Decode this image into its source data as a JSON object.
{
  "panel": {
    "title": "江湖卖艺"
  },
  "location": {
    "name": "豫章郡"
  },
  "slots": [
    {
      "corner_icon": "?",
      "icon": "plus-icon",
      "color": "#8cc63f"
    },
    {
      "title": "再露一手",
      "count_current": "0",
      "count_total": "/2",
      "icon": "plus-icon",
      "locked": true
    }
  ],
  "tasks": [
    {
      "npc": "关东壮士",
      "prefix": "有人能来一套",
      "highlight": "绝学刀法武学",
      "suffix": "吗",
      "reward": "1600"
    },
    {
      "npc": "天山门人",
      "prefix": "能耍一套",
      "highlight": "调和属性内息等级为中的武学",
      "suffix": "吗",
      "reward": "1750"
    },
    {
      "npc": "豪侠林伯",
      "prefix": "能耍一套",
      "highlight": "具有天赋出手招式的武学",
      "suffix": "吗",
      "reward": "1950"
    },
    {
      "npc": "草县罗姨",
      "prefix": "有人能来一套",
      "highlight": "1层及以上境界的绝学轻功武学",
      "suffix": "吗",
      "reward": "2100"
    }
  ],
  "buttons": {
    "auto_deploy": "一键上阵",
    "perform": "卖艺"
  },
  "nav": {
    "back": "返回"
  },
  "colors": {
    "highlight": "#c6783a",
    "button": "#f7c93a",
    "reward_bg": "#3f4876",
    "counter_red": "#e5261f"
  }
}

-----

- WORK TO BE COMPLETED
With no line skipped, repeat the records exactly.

- TASK SOLUTION
Decode this image into its source data as a JSON object.
{
  "panel": {
    "title": "江湖卖艺"
  },
  "location": {
    "name": "豫章郡"
  },
  "slots": [
    {
      "corner_icon": "?",
      "icon": "plus-icon",
      "color": "#8cc63f"
    },
    {
      "title": "再露一手",
      "count_current": "0",
      "count_total": "/2",
      "icon": "plus-icon",
      "locked": true
    }
  ],
  "tasks": [
    {
      "npc": "关东壮士",
      "prefix": "有人能来一套",
      "highlight": "绝学刀法武学",
      "suffix": "吗",
      "reward": "1600"
    },
    {
      "npc": "天山门人",
      "prefix": "能耍一套",
      "highlight": "调和属性内息等级为中的武学",
      "suffix": "吗",
      "reward": "1750"
    },
    {
      "npc": "豪侠林伯",
      "prefix": "能耍一套",
      "highlight": "具有天赋出手招式的武学",
      "suffix": "吗",
      "reward": "1950"
    },
    {
      "npc": "草县罗姨",
      "prefix": "有人能来一套",
      "highlight": "1层及以上境界的绝学轻功武学",
      "suffix": "吗",
      "reward": "2100"
    }
  ],
  "buttons": {
    "auto_deploy": "一键上阵",
    "perform": "卖艺"
  },
  "nav": {
    "back": "返回"
  },
  "colors": {
    "highlight": "#c6783a",
    "button": "#f7c93a",
    "reward_bg": "#3f4876",
    "counter_red": "#e5261f"
  }
}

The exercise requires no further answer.